The best places to stay near the temple include tourist lodges, guest houses and home-stays with local priests. A temple-run guesthouse is also available. The tariff for most of these lodges fluctuates and reaches its peak during festivals like Durga Puja and Ambubachi Mela. To avoid paying exorbitant amounts, contact the accommodation front desk directly and do not rely on middlemen.

Ambubachi Mela at the Kamakhya Temple
Visitors at the temple during the Ambubachi Mela

Those looking for hotels can choose to stay in Guwahati. Atop the Nilachal hills, Prashanti Lodge or Lalita Kanta Tourist Home offers hotel-style accommodation. Down below in Guwahati, there are multiple options ranging from budget-style hotels, to mid-range hotels, to luxury options.

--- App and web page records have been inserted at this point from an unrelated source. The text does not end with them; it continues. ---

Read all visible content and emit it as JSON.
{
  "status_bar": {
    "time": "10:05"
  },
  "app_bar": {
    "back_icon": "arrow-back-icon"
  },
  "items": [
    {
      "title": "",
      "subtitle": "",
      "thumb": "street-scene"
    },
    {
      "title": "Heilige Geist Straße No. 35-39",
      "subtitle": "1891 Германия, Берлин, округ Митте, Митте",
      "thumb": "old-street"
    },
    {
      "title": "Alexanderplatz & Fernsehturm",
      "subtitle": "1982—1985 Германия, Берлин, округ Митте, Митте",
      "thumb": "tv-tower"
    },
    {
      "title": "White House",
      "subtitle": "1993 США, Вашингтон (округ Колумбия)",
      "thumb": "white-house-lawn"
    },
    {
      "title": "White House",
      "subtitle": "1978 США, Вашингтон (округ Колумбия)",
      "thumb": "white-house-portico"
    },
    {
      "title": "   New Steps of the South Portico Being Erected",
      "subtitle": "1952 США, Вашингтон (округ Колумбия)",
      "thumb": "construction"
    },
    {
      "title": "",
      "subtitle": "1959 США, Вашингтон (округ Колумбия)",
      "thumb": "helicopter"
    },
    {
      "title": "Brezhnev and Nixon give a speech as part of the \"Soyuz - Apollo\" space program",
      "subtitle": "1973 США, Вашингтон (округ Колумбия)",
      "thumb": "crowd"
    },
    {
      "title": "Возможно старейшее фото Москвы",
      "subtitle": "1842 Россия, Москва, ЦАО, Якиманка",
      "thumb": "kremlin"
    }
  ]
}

There are several eateries in the vicinity of Kamakhya temple that offer simple local meals at cheap rates. Those seeking multi-cuisine meals can opt for restaurants in Guwahati.

Places to Visit Near Kamakhya Temple

  • Navagraha Temple – This is an 18th-century temple that pays homage to the nine planets (graha).
  • Assam State Museum – Established in 1940, it is the most prominent multi-display museum in North-East India. It features multiple displays under Epigraphy, Sculptures, Folk Art, Arms & Ammunition, Natural History and Crafts.
  • Basistha Ashram – This is a famous picnic spot as well as a pilgrimage site located in Dispur. It lies at the meeting point of three holy rivers – Lalita, Kanta and Sandhya – which represent the wives of the sage Vasishta.
  • Accoland – This is a water-themed amusement park located 2 kilometres from Guwahati Airport. It features the biggest water coaster in the country, along with several other thrilling rides that will undoubtedly appeal to the whole family.
  • Assam State Zoo – This is the largest zoo in North-East India. It features almost 900 animals and birds representing around 113 endangered species. Many people also call it the Guwahati Zoo.

The Kamakhya temple in Assam is truly a wondrous place for devotees and tourists alike. It is a compulsory stopping point for those on a tirth yatra, and is unique for its worship of the mother goddess’s fertility. The rich history of the temple and the mysteries that surround it will undoubtedly appeal to every visitor’s imagination. The Kamakhya temple is certainly a must-visit when you are touring the beautiful state of Assam.